What Deal or No Deal offers is a distortion of Christ and what he offers. Deal promises fulfilment, happiness, a change of life – but will disappoint in all three areas. Deal enslaves people to money and to the potential that it brings; Christ brings freedom. Christ offers life in all its fulness – and he is the only one who is able to do what he promises. The Deal or No Deal gospel is one which is not worth believing in.

Review: Wise Counsel

Wise CounselI’ve just finished reading “Wise Counsel” – John Newton’s letters to John Ryland, Jr. And when I say John Newton, I do of course mean that John Newton – he of Amazing Grace fame, the former slave trader turned Church of England minister. Although Newton is probably best known today for Amazing Grace, at the time he was most famed as a letter writer – many of his letters were published, and he admitted himself that his letters were where God seemed to use him the most.
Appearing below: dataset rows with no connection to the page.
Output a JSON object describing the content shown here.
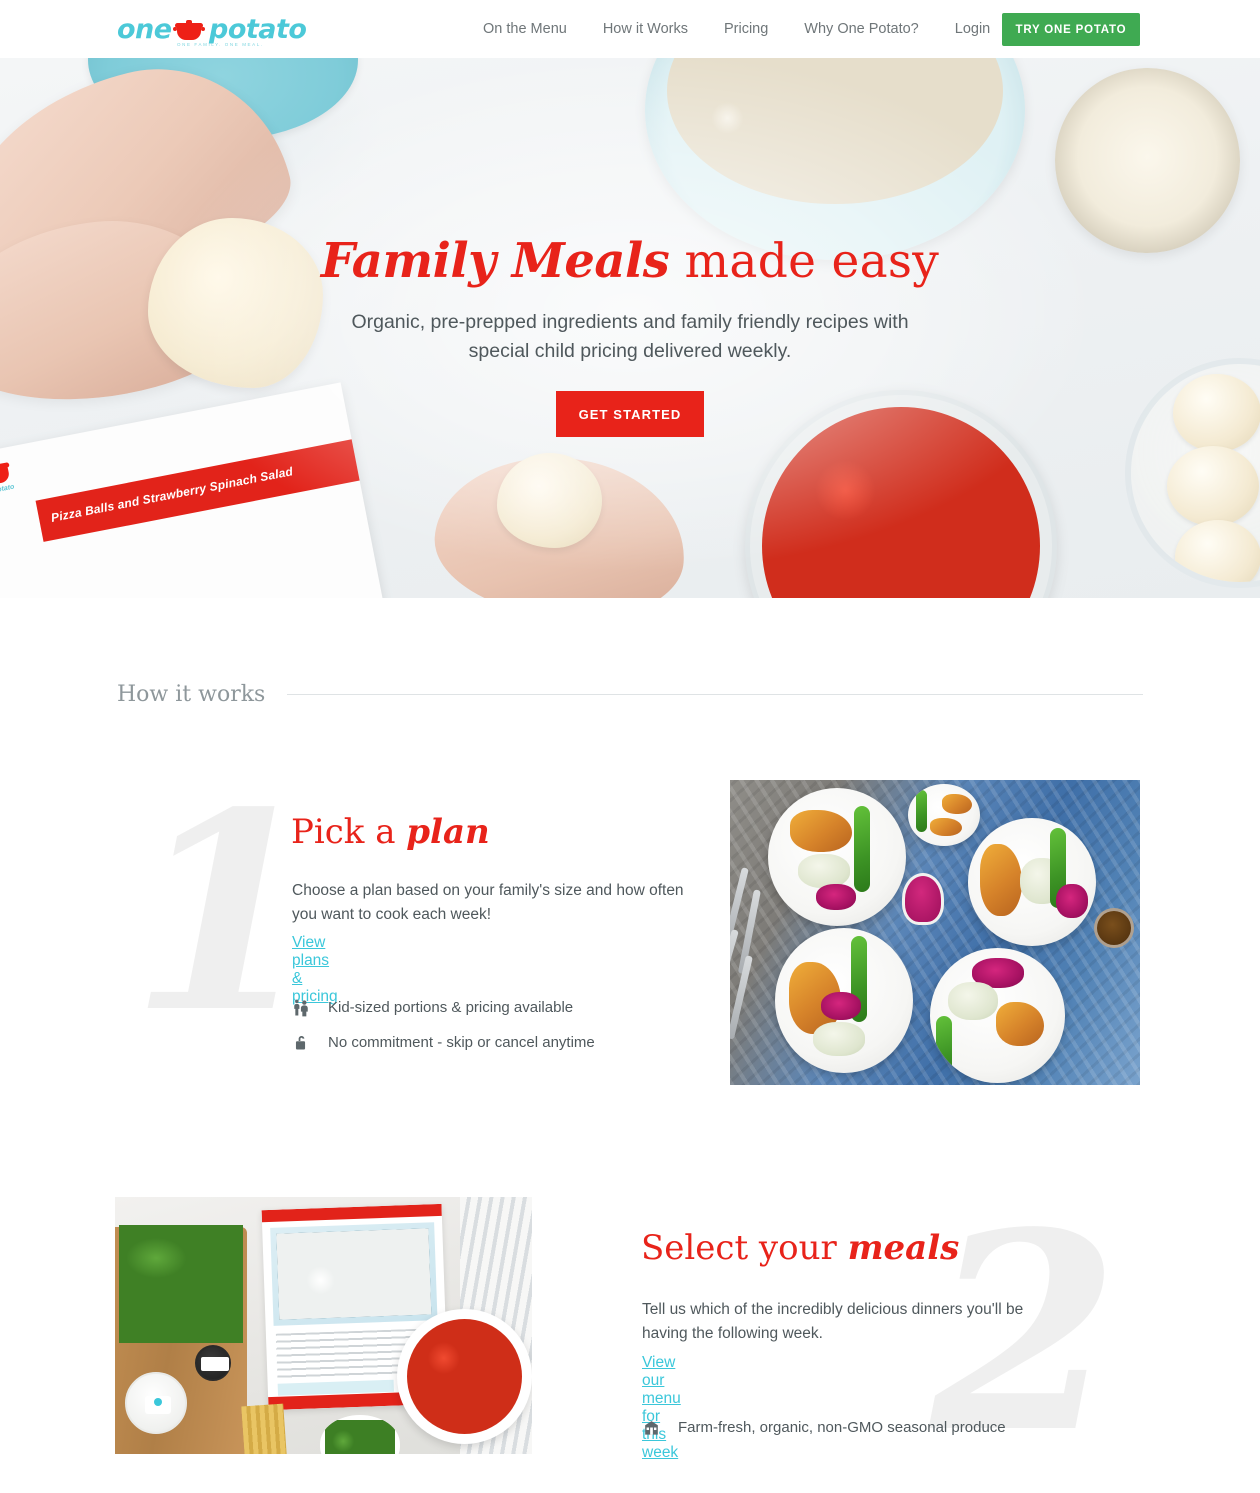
{
  "header": {
    "logo": {
      "word_one": "one",
      "word_potato": "potato",
      "tagline": "ONE FAMILY. ONE MEAL.",
      "pot_icon": "red-pot-icon"
    },
    "nav_items": [
      {
        "label": "On the Menu"
      },
      {
        "label": "How it Works"
      },
      {
        "label": "Pricing"
      },
      {
        "label": "Why One Potato?"
      },
      {
        "label": "Login"
      }
    ],
    "cta_label": "TRY ONE POTATO",
    "cta_color": "#3faa52"
  },
  "hero": {
    "title_script": "Family Meals",
    "title_plain": " made easy",
    "subtitle": "Organic, pre-prepped ingredients and family friendly recipes with special child pricing delivered weekly.",
    "button_label": "GET STARTED",
    "button_color": "#e8231a",
    "recipe_card_text": "Pizza Balls and Strawberry Spinach Salad",
    "recipe_card_logo": "one potato"
  },
  "how_it_works": {
    "section_title": "How it works",
    "steps": [
      {
        "number": "1",
        "title_plain": "Pick a ",
        "title_script": "plan",
        "body": "Choose a plan based on your family's size and how often you want to cook each week!",
        "link_label": "View plans & pricing",
        "features": [
          {
            "icon": "kids-family-icon",
            "text": "Kid-sized portions & pricing available"
          },
          {
            "icon": "unlocked-padlock-icon",
            "text": "No commitment - skip or cancel anytime"
          }
        ]
      },
      {
        "number": "2",
        "title_plain": "Select your ",
        "title_script": "meals",
        "body": "Tell us which of the incredibly delicious dinners you'll be having the following week.",
        "link_label": "View our menu for this week",
        "features": [
          {
            "icon": "barn-farm-icon",
            "text": "Farm-fresh, organic, non-GMO seasonal produce"
          }
        ]
      }
    ]
  },
  "colors": {
    "brand_red": "#e8231a",
    "brand_teal": "#3bc7da",
    "brand_green": "#3faa52",
    "body_text": "#4f585c",
    "muted_text": "#8e979b",
    "ghost_number": "#efefef"
  }
}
And his letters are well worth reading: I started reading the book just before ordination, as I thought it might be beneficial to read as I started pastoral ministry. I was not disappointed.

As I said, John Newton was a minister in the Church of England, and John Ryland Jr. was a Baptist minister. The two corresponded for many years, and it’s wonderful to see the growth of their friendship through these letters. Grant Gordon – editor of the book – has provided a very helpful biographical introduction, as well as notes at the end of each letter explaining the circumstances of the next one.

For me, the real highlights of the book were:

  • Newton’s “wise counsel”. It is an appropriate title for the book – Newton was clearly someone who had a lot of Godly wisdom in various situations. Obviously the situations were specific to Ryland at the time, as was the counsel given, but it’s worth reading simply for Newton’s approach. In particular, Newton was someone for whom theology and the Scriptures were not just an academic thing: they applied in real situations. That is what was so helpful about the book for me – seeing how he took the theology he knew and applied it to the situations he was given. His letters are soaked in Scripture and Scriptural references.
  • Similarly, he was not someone who courted controversy. He was charitable in his dealings with those of different theological persuasions whilst at the same time knowing when to stand firm.
  • I would recommend the book to any Christian, nonetheless they were originally written to a pastor of a church, and as someone now in a similar situation I think the letters were especially relevant to someone in Christian ministry.
  • Finally, what I particularly enjoyed was seeing how many of the situations Newton and Ryland were facing that I could relate to: it’s surprising how little has changed in the last 200 years. It was actually encouraging to think about some of the issues that they were facing in the 18th Century, and how the church has survived those challenges – it gives me confidence that the church will survive today. God has kept the church through many changing times, and he continues to work today.

All in all, this is a book I heartily recommend!